=== EXTRACTED MATERIAL ===
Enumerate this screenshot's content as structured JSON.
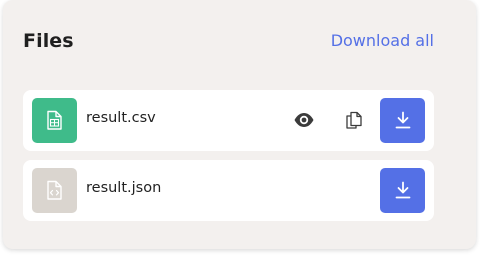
{
  "files_panel": {
    "title": "Files",
    "download_all_label": "Download all",
    "colors": {
      "accent": "#5470e6",
      "csv_icon_bg": "#3fbb8a",
      "json_icon_bg": "#dad5cf",
      "panel_bg": "#f3f0ee"
    },
    "files": [
      {
        "name": "result.csv",
        "type_icon": "spreadsheet-file-icon",
        "actions": [
          "eye-icon",
          "copy-icon",
          "download-icon"
        ]
      },
      {
        "name": "result.json",
        "type_icon": "code-file-icon",
        "actions": [
          "download-icon"
        ]
      }
    ]
  }
}
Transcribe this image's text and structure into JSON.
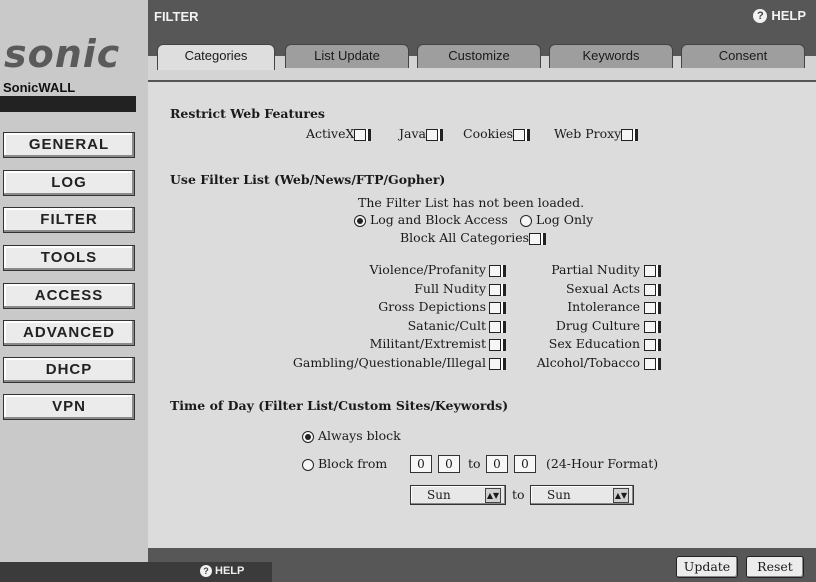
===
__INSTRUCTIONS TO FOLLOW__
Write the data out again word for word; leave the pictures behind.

__SOLVED PROBLEM__
Enumerate this screenshot's content as structured JSON.
{
  "files_panel": {
    "title": "Files",
    "download_all_label": "Download all",
    "colors": {
      "accent": "#5470e6",
      "csv_icon_bg": "#3fbb8a",
      "json_icon_bg": "#dad5cf",
      "panel_bg": "#f3f0ee"
    },
    "files": [
      {
        "name": "result.csv",
        "type_icon": "spreadsheet-file-icon",
        "actions": [
          "eye-icon",
          "copy-icon",
          "download-icon"
        ]
      },
      {
        "name": "result.json",
        "type_icon": "code-file-icon",
        "actions": [
          "download-icon"
        ]
      }
    ]
  }
}
Transcribe this image's text and structure into JSON.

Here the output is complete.